(Data records for software interfaces)
# # # #

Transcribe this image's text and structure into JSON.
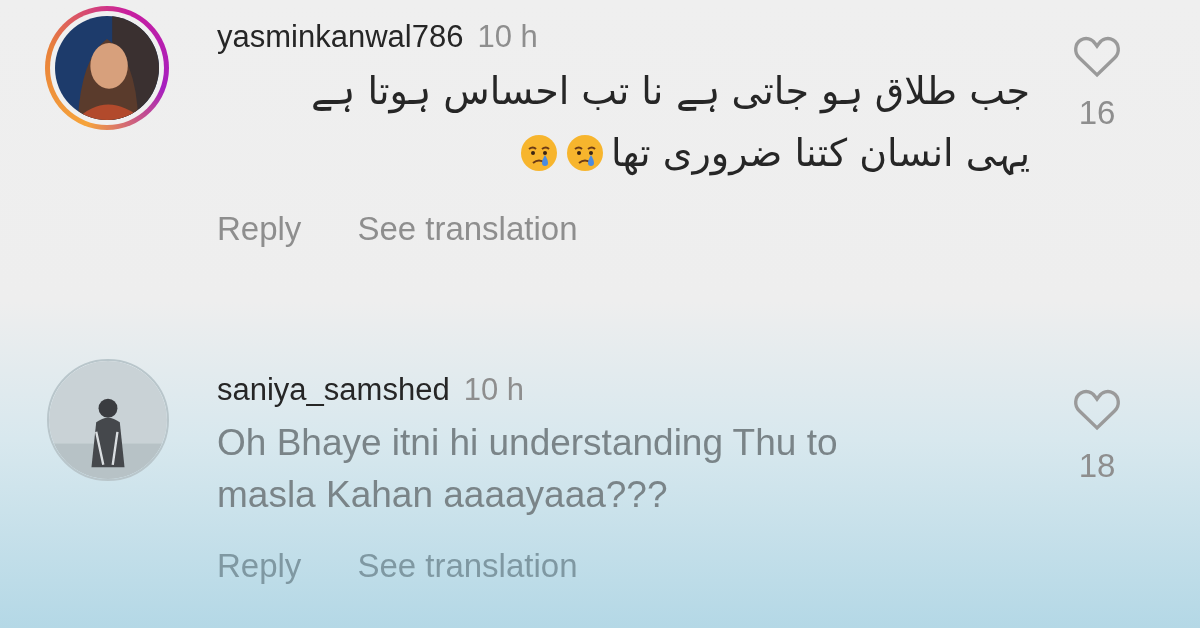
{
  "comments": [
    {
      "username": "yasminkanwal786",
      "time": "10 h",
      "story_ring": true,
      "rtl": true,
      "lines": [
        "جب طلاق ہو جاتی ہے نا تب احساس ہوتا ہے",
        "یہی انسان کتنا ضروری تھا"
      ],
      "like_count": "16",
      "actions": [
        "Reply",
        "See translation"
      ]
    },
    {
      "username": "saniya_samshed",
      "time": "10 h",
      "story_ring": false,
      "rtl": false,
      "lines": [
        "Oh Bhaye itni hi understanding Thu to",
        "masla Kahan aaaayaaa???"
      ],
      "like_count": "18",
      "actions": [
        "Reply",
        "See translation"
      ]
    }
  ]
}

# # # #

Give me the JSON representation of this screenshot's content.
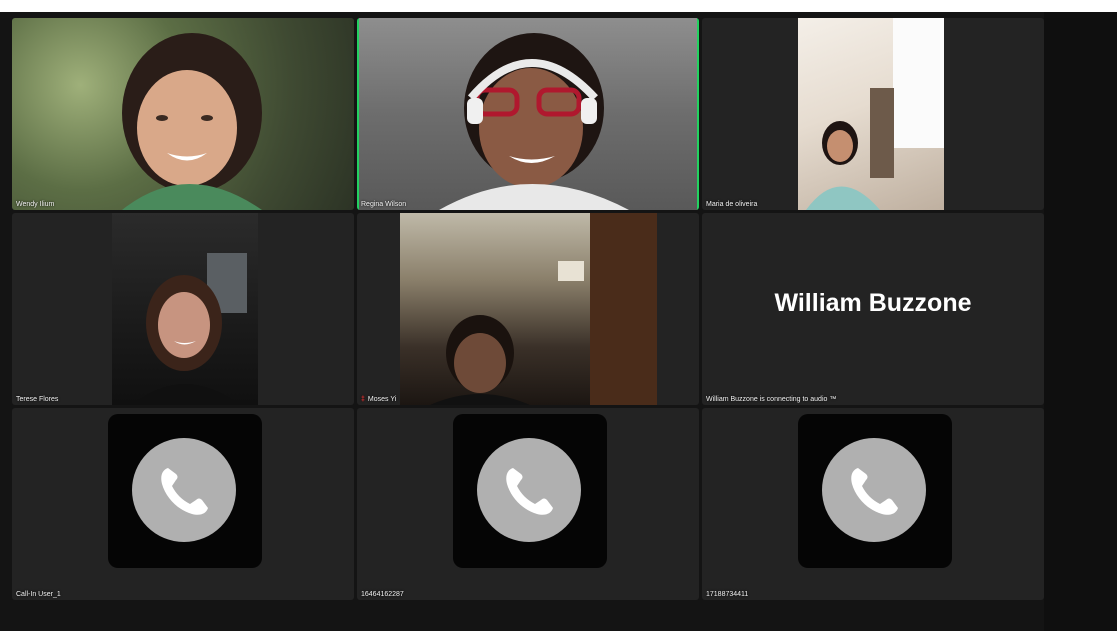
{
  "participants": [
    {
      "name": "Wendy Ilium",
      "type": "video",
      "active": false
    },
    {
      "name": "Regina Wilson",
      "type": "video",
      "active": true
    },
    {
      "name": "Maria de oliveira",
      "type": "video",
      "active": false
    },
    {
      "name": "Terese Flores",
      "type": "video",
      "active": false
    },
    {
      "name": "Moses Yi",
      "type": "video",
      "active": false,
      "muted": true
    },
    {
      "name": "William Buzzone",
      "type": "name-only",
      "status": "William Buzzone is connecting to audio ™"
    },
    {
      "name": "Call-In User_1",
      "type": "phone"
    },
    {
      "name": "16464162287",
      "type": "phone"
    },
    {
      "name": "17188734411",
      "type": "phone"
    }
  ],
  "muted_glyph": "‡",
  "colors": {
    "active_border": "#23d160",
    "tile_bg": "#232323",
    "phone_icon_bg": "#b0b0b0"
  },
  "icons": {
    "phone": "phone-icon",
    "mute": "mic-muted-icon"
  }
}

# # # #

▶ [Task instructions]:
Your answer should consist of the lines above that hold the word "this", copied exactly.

▶ [Final answer]:
Transcribe this image's text and structure into JSON.
Give me the JSON representation of this screenshot's content.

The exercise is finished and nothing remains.